» Source data:

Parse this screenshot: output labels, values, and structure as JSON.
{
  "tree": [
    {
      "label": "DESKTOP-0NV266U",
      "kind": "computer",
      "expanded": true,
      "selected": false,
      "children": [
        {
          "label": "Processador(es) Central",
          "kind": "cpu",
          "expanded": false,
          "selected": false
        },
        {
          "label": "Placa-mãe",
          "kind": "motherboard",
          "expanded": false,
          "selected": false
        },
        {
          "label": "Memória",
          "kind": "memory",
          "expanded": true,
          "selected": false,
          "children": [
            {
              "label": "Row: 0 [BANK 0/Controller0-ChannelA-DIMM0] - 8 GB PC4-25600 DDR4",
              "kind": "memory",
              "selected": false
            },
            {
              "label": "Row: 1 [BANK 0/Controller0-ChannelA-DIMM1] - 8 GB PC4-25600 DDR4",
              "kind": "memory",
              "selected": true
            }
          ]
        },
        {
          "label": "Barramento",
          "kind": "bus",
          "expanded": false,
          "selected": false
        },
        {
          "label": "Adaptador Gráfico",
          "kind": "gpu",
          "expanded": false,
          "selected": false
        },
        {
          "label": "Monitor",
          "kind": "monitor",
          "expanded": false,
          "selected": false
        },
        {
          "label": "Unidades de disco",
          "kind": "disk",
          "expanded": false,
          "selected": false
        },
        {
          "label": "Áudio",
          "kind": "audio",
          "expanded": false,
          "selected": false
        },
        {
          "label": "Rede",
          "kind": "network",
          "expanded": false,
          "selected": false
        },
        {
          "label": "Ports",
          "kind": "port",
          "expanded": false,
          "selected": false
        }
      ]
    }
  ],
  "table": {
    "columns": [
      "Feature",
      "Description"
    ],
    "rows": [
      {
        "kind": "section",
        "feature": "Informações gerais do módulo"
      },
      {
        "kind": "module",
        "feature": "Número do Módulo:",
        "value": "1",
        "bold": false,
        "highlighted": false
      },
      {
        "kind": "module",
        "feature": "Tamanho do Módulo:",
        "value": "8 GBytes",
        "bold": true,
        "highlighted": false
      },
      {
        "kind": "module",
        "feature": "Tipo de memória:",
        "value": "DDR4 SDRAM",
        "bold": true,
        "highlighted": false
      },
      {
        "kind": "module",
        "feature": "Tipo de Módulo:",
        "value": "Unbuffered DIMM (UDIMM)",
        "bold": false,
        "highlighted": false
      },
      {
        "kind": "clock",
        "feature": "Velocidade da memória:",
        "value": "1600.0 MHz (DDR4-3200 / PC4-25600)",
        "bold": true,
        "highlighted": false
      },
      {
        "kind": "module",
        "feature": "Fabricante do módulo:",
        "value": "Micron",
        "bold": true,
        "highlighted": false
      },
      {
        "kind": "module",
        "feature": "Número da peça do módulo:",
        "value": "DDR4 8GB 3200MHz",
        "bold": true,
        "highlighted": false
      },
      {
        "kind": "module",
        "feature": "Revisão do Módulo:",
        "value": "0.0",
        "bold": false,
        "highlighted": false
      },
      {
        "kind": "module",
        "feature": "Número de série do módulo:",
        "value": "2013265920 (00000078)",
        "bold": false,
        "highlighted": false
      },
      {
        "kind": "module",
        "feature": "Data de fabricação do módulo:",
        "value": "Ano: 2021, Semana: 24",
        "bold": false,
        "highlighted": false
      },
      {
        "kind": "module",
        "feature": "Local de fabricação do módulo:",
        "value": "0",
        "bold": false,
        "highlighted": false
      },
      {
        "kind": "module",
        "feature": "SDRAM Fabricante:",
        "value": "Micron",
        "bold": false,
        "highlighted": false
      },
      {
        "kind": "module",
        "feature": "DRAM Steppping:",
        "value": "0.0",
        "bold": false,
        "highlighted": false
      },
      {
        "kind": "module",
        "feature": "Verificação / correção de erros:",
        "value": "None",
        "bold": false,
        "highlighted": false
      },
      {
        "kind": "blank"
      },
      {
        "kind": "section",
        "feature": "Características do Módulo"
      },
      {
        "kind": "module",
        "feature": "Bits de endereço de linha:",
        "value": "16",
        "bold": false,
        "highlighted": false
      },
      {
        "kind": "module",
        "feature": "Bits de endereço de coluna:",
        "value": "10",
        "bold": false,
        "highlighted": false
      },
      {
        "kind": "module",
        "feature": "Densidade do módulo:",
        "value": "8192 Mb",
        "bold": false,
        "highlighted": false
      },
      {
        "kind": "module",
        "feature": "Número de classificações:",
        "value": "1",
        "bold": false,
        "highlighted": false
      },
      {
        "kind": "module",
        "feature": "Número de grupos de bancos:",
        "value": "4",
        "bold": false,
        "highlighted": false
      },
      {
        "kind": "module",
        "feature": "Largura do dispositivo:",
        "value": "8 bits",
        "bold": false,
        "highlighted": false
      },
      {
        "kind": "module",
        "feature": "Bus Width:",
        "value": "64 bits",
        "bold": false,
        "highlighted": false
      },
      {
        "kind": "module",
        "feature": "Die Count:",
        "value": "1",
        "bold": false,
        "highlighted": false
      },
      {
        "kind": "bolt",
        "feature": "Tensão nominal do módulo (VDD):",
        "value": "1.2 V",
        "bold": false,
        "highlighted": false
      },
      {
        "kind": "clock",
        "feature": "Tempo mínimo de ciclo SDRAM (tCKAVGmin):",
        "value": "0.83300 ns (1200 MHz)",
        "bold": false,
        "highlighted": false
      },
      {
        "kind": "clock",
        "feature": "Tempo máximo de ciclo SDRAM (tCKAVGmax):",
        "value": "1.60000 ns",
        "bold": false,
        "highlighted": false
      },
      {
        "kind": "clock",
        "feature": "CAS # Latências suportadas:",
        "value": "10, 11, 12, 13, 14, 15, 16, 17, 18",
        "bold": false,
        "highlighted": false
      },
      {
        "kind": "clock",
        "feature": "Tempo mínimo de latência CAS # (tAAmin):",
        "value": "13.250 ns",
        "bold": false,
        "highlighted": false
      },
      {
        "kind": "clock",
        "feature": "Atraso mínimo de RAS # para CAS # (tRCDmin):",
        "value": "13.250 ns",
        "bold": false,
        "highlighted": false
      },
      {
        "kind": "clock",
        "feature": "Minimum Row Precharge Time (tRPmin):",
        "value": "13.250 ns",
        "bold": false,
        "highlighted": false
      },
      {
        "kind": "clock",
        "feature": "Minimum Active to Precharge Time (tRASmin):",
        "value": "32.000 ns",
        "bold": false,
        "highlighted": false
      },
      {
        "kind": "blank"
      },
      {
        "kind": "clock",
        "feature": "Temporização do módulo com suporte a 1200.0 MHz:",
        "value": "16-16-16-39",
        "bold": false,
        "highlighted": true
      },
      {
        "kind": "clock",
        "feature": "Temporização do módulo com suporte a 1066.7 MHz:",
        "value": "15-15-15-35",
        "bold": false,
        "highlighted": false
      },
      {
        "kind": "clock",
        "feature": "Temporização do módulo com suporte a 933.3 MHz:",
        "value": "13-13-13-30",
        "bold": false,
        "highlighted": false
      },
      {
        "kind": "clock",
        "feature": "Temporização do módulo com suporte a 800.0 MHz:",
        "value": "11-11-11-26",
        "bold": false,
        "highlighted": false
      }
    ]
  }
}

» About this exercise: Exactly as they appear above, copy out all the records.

» Solution to this task:
Parse this screenshot: output labels, values, and structure as JSON.
{
  "tree": [
    {
      "label": "DESKTOP-0NV266U",
      "kind": "computer",
      "expanded": true,
      "selected": false,
      "children": [
        {
          "label": "Processador(es) Central",
          "kind": "cpu",
          "expanded": false,
          "selected": false
        },
        {
          "label": "Placa-mãe",
          "kind": "motherboard",
          "expanded": false,
          "selected": false
        },
        {
          "label": "Memória",
          "kind": "memory",
          "expanded": true,
          "selected": false,
          "children": [
            {
              "label": "Row: 0 [BANK 0/Controller0-ChannelA-DIMM0] - 8 GB PC4-25600 DDR4",
              "kind": "memory",
              "selected": false
            },
            {
              "label": "Row: 1 [BANK 0/Controller0-ChannelA-DIMM1] - 8 GB PC4-25600 DDR4",
              "kind": "memory",
              "selected": true
            }
          ]
        },
        {
          "label": "Barramento",
          "kind": "bus",
          "expanded": false,
          "selected": false
        },
        {
          "label": "Adaptador Gráfico",
          "kind": "gpu",
          "expanded": false,
          "selected": false
        },
        {
          "label": "Monitor",
          "kind": "monitor",
          "expanded": false,
          "selected": false
        },
        {
          "label": "Unidades de disco",
          "kind": "disk",
          "expanded": false,
          "selected": false
        },
        {
          "label": "Áudio",
          "kind": "audio",
          "expanded": false,
          "selected": false
        },
        {
          "label": "Rede",
          "kind": "network",
          "expanded": false,
          "selected": false
        },
        {
          "label": "Ports",
          "kind": "port",
          "expanded": false,
          "selected": false
        }
      ]
    }
  ],
  "table": {
    "columns": [
      "Feature",
      "Description"
    ],
    "rows": [
      {
        "kind": "section",
        "feature": "Informações gerais do módulo"
      },
      {
        "kind": "module",
        "feature": "Número do Módulo:",
        "value": "1",
        "bold": false,
        "highlighted": false
      },
      {
        "kind": "module",
        "feature": "Tamanho do Módulo:",
        "value": "8 GBytes",
        "bold": true,
        "highlighted": false
      },
      {
        "kind": "module",
        "feature": "Tipo de memória:",
        "value": "DDR4 SDRAM",
        "bold": true,
        "highlighted": false
      },
      {
        "kind": "module",
        "feature": "Tipo de Módulo:",
        "value": "Unbuffered DIMM (UDIMM)",
        "bold": false,
        "highlighted": false
      },
      {
        "kind": "clock",
        "feature": "Velocidade da memória:",
        "value": "1600.0 MHz (DDR4-3200 / PC4-25600)",
        "bold": true,
        "highlighted": false
      },
      {
        "kind": "module",
        "feature": "Fabricante do módulo:",
        "value": "Micron",
        "bold": true,
        "highlighted": false
      },
      {
        "kind": "module",
        "feature": "Número da peça do módulo:",
        "value": "DDR4 8GB 3200MHz",
        "bold": true,
        "highlighted": false
      },
      {
        "kind": "module",
        "feature": "Revisão do Módulo:",
        "value": "0.0",
        "bold": false,
        "highlighted": false
      },
      {
        "kind": "module",
        "feature": "Número de série do módulo:",
        "value": "2013265920 (00000078)",
        "bold": false,
        "highlighted": false
      },
      {
        "kind": "module",
        "feature": "Data de fabricação do módulo:",
        "value": "Ano: 2021, Semana: 24",
        "bold": false,
        "highlighted": false
      },
      {
        "kind": "module",
        "feature": "Local de fabricação do módulo:",
        "value": "0",
        "bold": false,
        "highlighted": false
      },
      {
        "kind": "module",
        "feature": "SDRAM Fabricante:",
        "value": "Micron",
        "bold": false,
        "highlighted": false
      },
      {
        "kind": "module",
        "feature": "DRAM Steppping:",
        "value": "0.0",
        "bold": false,
        "highlighted": false
      },
      {
        "kind": "module",
        "feature": "Verificação / correção de erros:",
        "value": "None",
        "bold": false,
        "highlighted": false
      },
      {
        "kind": "blank"
      },
      {
        "kind": "section",
        "feature": "Características do Módulo"
      },
      {
        "kind": "module",
        "feature": "Bits de endereço de linha:",
        "value": "16",
        "bold": false,
        "highlighted": false
      },
      {
        "kind": "module",
        "feature": "Bits de endereço de coluna:",
        "value": "10",
        "bold": false,
        "highlighted": false
      },
      {
        "kind": "module",
        "feature": "Densidade do módulo:",
        "value": "8192 Mb",
        "bold": false,
        "highlighted": false
      },
      {
        "kind": "module",
        "feature": "Número de classificações:",
        "value": "1",
        "bold": false,
        "highlighted": false
      },
      {
        "kind": "module",
        "feature": "Número de grupos de bancos:",
        "value": "4",
        "bold": false,
        "highlighted": false
      },
      {
        "kind": "module",
        "feature": "Largura do dispositivo:",
        "value": "8 bits",
        "bold": false,
        "highlighted": false
      },
      {
        "kind": "module",
        "feature": "Bus Width:",
        "value": "64 bits",
        "bold": false,
        "highlighted": false
      },
      {
        "kind": "module",
        "feature": "Die Count:",
        "value": "1",
        "bold": false,
        "highlighted": false
      },
      {
        "kind": "bolt",
        "feature": "Tensão nominal do módulo (VDD):",
        "value": "1.2 V",
        "bold": false,
        "highlighted": false
      },
      {
        "kind": "clock",
        "feature": "Tempo mínimo de ciclo SDRAM (tCKAVGmin):",
        "value": "0.83300 ns (1200 MHz)",
        "bold": false,
        "highlighted": false
      },
      {
        "kind": "clock",
        "feature": "Tempo máximo de ciclo SDRAM (tCKAVGmax):",
        "value": "1.60000 ns",
        "bold": false,
        "highlighted": false
      },
      {
        "kind": "clock",
        "feature": "CAS # Latências suportadas:",
        "value": "10, 11, 12, 13, 14, 15, 16, 17, 18",
        "bold": false,
        "highlighted": false
      },
      {
        "kind": "clock",
        "feature": "Tempo mínimo de latência CAS # (tAAmin):",
        "value": "13.250 ns",
        "bold": false,
        "highlighted": false
      },
      {
        "kind": "clock",
        "feature": "Atraso mínimo de RAS # para CAS # (tRCDmin):",
        "value": "13.250 ns",
        "bold": false,
        "highlighted": false
      },
      {
        "kind": "clock",
        "feature": "Minimum Row Precharge Time (tRPmin):",
        "value": "13.250 ns",
        "bold": false,
        "highlighted": false
      },
      {
        "kind": "clock",
        "feature": "Minimum Active to Precharge Time (tRASmin):",
        "value": "32.000 ns",
        "bold": false,
        "highlighted": false
      },
      {
        "kind": "blank"
      },
      {
        "kind": "clock",
        "feature": "Temporização do módulo com suporte a 1200.0 MHz:",
        "value": "16-16-16-39",
        "bold": false,
        "highlighted": true
      },
      {
        "kind": "clock",
        "feature": "Temporização do módulo com suporte a 1066.7 MHz:",
        "value": "15-15-15-35",
        "bold": false,
        "highlighted": false
      },
      {
        "kind": "clock",
        "feature": "Temporização do módulo com suporte a 933.3 MHz:",
        "value": "13-13-13-30",
        "bold": false,
        "highlighted": false
      },
      {
        "kind": "clock",
        "feature": "Temporização do módulo com suporte a 800.0 MHz:",
        "value": "11-11-11-26",
        "bold": false,
        "highlighted": false
      }
    ]
  }
}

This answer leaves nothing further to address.